Am I Responsible for My Spouses Medical Debt?

Should I Marry Someone With Debt?

Can a Debt Collector Leave a Voicemail?

How Does Debt Assignment Work?

What Happens If a Defendant Does Not Pay a Judgment?

How Does Debt Assignment Work?

Can You Serve Someone with a Collections Lawsuit at Their Work?

What Is a Warrant in Debt?

How Many Times Can a Judgment be Renewed in Oklahoma?

Can an Eviction Be Reversed?

Does Debt Consolidation Have Risks?

What Happens If You Avoid Getting Served Court Papers?

Does Student Debt Die With You?

Can Debt Collectors Call You at Work in Texas?

How Much Do You Have to Be in Debt to File for Chapter 7?
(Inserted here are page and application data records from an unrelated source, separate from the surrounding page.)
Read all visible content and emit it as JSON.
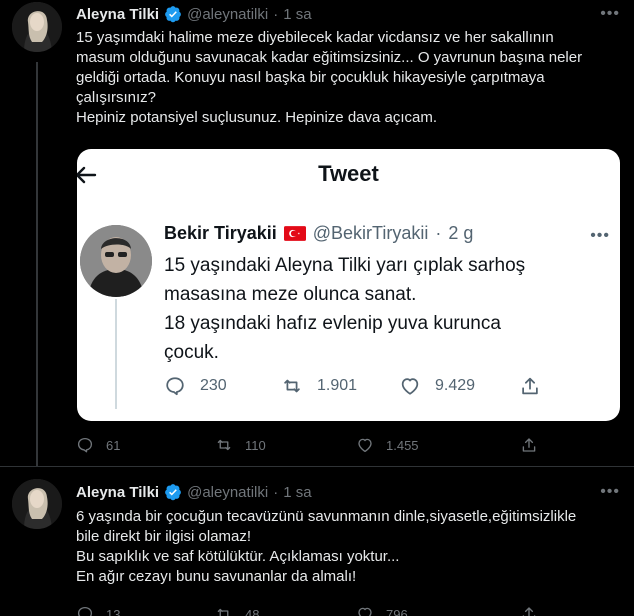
{
  "tweets": [
    {
      "author": {
        "name": "Aleyna Tilki",
        "handle": "@aleynatilki",
        "separator": "·",
        "time": "1 sa"
      },
      "text": "15 yaşımdaki halime meze diyebilecek kadar vicdansız ve her sakallının\nmasum olduğunu savunacak kadar eğitimsizsiniz... O yavrunun başına neler\ngeldiği ortada. Konuyu nasıl başka bir çocukluk hikayesiyle çarpıtmaya\nçalışırsınız?\nHepiniz potansiyel suçlusunuz. Hepinize dava açıcam.",
      "quoted_screenshot": {
        "title": "Tweet",
        "author": {
          "name": "Bekir Tiryakii",
          "handle": "@BekirTiryakii",
          "separator": "·",
          "time": "2 g"
        },
        "text": "15 yaşındaki Aleyna Tilki yarı çıplak sarhoş\nmasasına meze olunca sanat.\n18 yaşındaki hafız evlenip yuva kurunca\nçocuk.",
        "stats": {
          "replies": "230",
          "retweets": "1.901",
          "likes": "9.429"
        }
      },
      "stats": {
        "replies": "61",
        "retweets": "110",
        "likes": "1.455"
      }
    },
    {
      "author": {
        "name": "Aleyna Tilki",
        "handle": "@aleynatilki",
        "separator": "·",
        "time": "1 sa"
      },
      "text": "6 yaşında bir çocuğun tecavüzünü savunmanın dinle,siyasetle,eğitimsizlikle\nbile direkt bir ilgisi olamaz!\nBu sapıklık ve saf kötülüktür. Açıklaması yoktur...\nEn ağır cezayı bunu savunanlar da almalı!",
      "stats": {
        "replies": "13",
        "retweets": "48",
        "likes": "796"
      }
    }
  ],
  "icons": {
    "verified": "verified-badge-icon",
    "reply": "reply-icon",
    "retweet": "retweet-icon",
    "like": "heart-icon",
    "share": "share-icon",
    "more": "more-icon",
    "back": "back-arrow-icon",
    "flag": "turkey-flag-icon"
  },
  "colors": {
    "background": "#000000",
    "text": "#e7e9ea",
    "secondary": "#71767b",
    "verified": "#1d9bf0",
    "card_background": "#ffffff",
    "flag_red": "#e30a17"
  }
}
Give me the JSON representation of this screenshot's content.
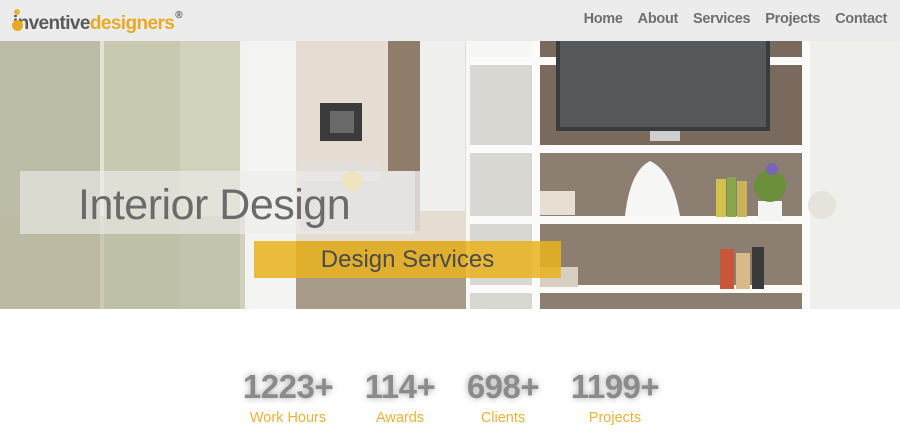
{
  "header": {
    "logo": {
      "part1": "inventive",
      "part2": "designers",
      "registered": "®"
    },
    "nav": [
      {
        "label": "Home"
      },
      {
        "label": "About"
      },
      {
        "label": "Services"
      },
      {
        "label": "Projects"
      },
      {
        "label": "Contact"
      }
    ]
  },
  "hero": {
    "title": "Interior Design",
    "subtitle": "Design Services"
  },
  "stats": [
    {
      "value": "1223+",
      "label": "Work Hours"
    },
    {
      "value": "114+",
      "label": "Awards"
    },
    {
      "value": "698+",
      "label": "Clients"
    },
    {
      "value": "1199+",
      "label": "Projects"
    }
  ],
  "colors": {
    "accent": "#e9b23a",
    "header_bg": "#ececec",
    "nav_text": "#6f6f6f",
    "stat_number": "#8b8b8b"
  }
}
What Is the Statute of Limitations on Debt in Washington?

How Long Does a Judgment Last?

Can Private Disability Payments Be Garnished?

Can Debt Collectors Call From Local Numbers?

Does the Fair Credit Reporting Act Work in Florida?

The Truth: Should You Never Pay a Debt Collection Agency?

Should You Communicate with a Debt Collector in Writing or by Telephone?

Do I Need a Debt Negotiator?

What Happens After a Motion for Default Is Filed?

Can a Process Server Leave a Summons Taped to My Door?

Learn More With These Additional Resources:

Need help managing your finances? Check out these resources.

How to Make a Debt Validation Letter - The Ultimate Guide

How to Make a Motion to Compel Arbitration Without an Attorney

How to Stop Wage Garnishment — Everything You Need to Know

How to File an FDCPA Complaint Against Your Debt Collector (Ultimate Guide)

Defending Yourself in Court Against a Debt Collector

Tips on you can to file an FDCPA lawsuit against a debt collection agency

Advice on how to answer a summons for debt collection.

Effective strategies for how to get back on track after a debt lawsuit

New Hampshire Statute of Limitations on Debt

Sample Cease and Desist Letter Against Debt Collectors

The Ultimate Guide to Responding to a Debt Collection Lawsuit in Utah

West Virginia Statute of Limitations on Debt

What debt collectors cannot do — FDCPA explained

Defending Yourself in Court Against Debt Collector

How to Liquidate Debt

Arkansas Statute of Limitations on Debt

Youre Drowning in Debt — Heres How to Swim

Help! Im Being Sued by My Debt Collector

How to Make a Motion to Vacate Judgment

How to Answer Summons for Debt Collection in Vermont

North Dakota Statute of Limitations on Debt

ClearPoint Debt Management Review

Indiana Statute of Limitations on Debt

Oregon Eviction Laws - What They Say

CuraDebt Debt Settlement Review

How to Write a Re-Aging Debt Letter

How to Appear in Court by Phone

How to Use the Doctrine of Unclean Hands

Debt Consolidation in Eugene, Oregon

Summoned to Court for Medical Bills? What to Do Next

How to Make a Debt Settlement Agreement

Received a 3-Day Eviction Notice? Heres What to Do

How to Answer a Lawsuit for Debt Collection

Tips for Leaving the Country With Unpaid Credit Card Debt

Kansas Statute of Limitations on Debt Collection

How to File in Small Claims Court in Iowa

How to File a Civil Answer in Kings County Supreme Court

Roseland Associates Debt Consolidation Review

How to Stop a Garnishment

Debt Eraser Review

Do Debt Collectors Ever Give Up?

Can They Garnish Your Wages for Credit Card Debt?

How Often Do Credit Card Companies Sue for Non-Payment?

How Long Does a Judgement Last?

​​How Long Before a Creditor Can Garnish Wages?

How to Beat a Bill Collector in Court